      -- www.google.com/accounts/tos
      HypnoToad72
  • Valid question

    I think it is a valid question to ask why a minimal OS like Chome requires such advanced hardware to give it decent performance? One could easily run a full blown Linux or Windows OS on a system like that and get very good performance, yet Chris states that his Chromebooks are sluggish. One of my coworkers has one of the original Chromebooks, and he actually did that, wiping the machine and installing BSD instead. He states that the system runs better with the full OS than it ever did with Chrome. What's up?
    itpro_z
    • Google is many things, but NOT an OS company.

      NT
      PMC-CON
    • What's up?

      What's up? - There seems a lot of FUDing, shilling, and trolling about when it comes to Chromebooks for some reason.

      It is also apparent that Microsoft sees Chromebooks as a serious competitive threat to Windows as testified to by its anti-ChromeOS patent licensing extortion scam along with Microsoft's anti-Android patent licensing extortion scam, which attempt to force the price of Chromebooks and Android devices to make them uncompetitive.

      You see a very different pattern when it comes to Windows Phone 7 for example.
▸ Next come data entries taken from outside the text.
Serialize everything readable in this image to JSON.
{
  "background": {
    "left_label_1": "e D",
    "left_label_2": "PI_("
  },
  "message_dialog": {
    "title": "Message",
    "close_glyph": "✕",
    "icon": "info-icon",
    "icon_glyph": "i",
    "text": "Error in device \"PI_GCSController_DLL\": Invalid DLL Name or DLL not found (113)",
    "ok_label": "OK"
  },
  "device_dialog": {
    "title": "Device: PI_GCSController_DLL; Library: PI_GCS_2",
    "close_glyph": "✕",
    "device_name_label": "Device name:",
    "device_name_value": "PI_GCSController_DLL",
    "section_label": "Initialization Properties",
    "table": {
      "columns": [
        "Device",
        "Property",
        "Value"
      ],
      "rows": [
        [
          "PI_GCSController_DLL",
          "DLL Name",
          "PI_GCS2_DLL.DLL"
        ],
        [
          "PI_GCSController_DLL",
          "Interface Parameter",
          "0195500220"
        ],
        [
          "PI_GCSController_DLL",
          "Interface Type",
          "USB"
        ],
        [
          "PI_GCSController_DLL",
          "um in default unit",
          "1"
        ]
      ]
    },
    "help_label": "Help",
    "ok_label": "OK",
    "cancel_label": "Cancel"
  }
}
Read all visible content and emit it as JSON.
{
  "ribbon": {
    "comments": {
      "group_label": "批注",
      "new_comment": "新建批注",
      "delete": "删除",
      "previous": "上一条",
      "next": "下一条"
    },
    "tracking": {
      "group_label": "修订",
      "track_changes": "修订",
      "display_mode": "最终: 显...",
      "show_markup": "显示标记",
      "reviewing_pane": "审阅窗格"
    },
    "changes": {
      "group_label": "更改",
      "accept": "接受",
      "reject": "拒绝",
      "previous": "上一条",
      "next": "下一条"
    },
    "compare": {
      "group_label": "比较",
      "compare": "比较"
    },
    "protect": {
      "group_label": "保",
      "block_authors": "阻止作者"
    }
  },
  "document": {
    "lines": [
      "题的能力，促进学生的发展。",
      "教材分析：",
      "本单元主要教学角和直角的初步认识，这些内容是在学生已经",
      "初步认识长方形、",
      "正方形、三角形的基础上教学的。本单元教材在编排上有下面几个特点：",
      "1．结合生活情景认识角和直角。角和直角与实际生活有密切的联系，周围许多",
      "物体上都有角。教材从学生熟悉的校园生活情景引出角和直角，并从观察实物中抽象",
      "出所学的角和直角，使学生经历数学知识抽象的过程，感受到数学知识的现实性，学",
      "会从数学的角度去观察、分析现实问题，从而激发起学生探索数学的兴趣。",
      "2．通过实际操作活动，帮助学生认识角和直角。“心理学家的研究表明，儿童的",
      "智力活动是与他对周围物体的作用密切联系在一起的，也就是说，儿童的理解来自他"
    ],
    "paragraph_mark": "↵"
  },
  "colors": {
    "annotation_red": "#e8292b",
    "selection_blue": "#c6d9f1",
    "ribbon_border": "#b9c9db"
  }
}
There, it is clear from sales that customers aren't genuinely interested in the product, and not being interested in the product, they don't waste large amounts of their time attacking it in blogs - they simply ignore it as completely in blogs, as they do in retail stores.

      The Microsoft vs Comes anti-trust lawsuit has revealed the extent to Microsoft uses paid shills, trolls and astroturfers to frequent and post on blogs and comments posted on the Internet. Is there must be a connection, I wonder, between Microsoft's anti-Chromebook scheming, Microsoft's payments to shills and astroturfers, and trolling on various blogs and article comments?

      Google it seems, is discouraging sales of Chromebooks to the public at the moment: there is no advertising, no retail sales where people can try before they buy, and the Chromebooks available on sale (as opposed to monthly subscription reserved for schools and businesses) are deliberately priced at a premium in order to limit sales to early adopters who want to try it out. Why? I suspect Google doesn't want Chromebooks to distract from Android tablet sales which are at a critical stage at the moment - they have positioned Android for consumer devices, and Chromebooks for schools and businesses as an all-in subscription package along with Google Apps.

      Chromebooks do have a huge potential market for casual Internet users (the majority of current Windows users currently), but it won't take off in the consumer market until Google corrects the pricing, and completes the development of the missing parts of ChromeOS, which include VPN, completes PNaCl, and various local file handlers like zip file handlers. If and when Google decides to do these things (and they are not hard to do), as Microsoft rightly recognises, Chromebooks will sell very well in the mass consumer market.
      Mah
  • Ditch the Intel Atom

    Try the AMD E-350 with Radeon HD 6310 Graphics (Vision Graphics). Develop a Linux driver for that GPU if one doesn't aready exist and you're off to the races. Dual-core CPU + serious graphics and it's all on one chip so cost should be good and battery life too.
    bbarnes3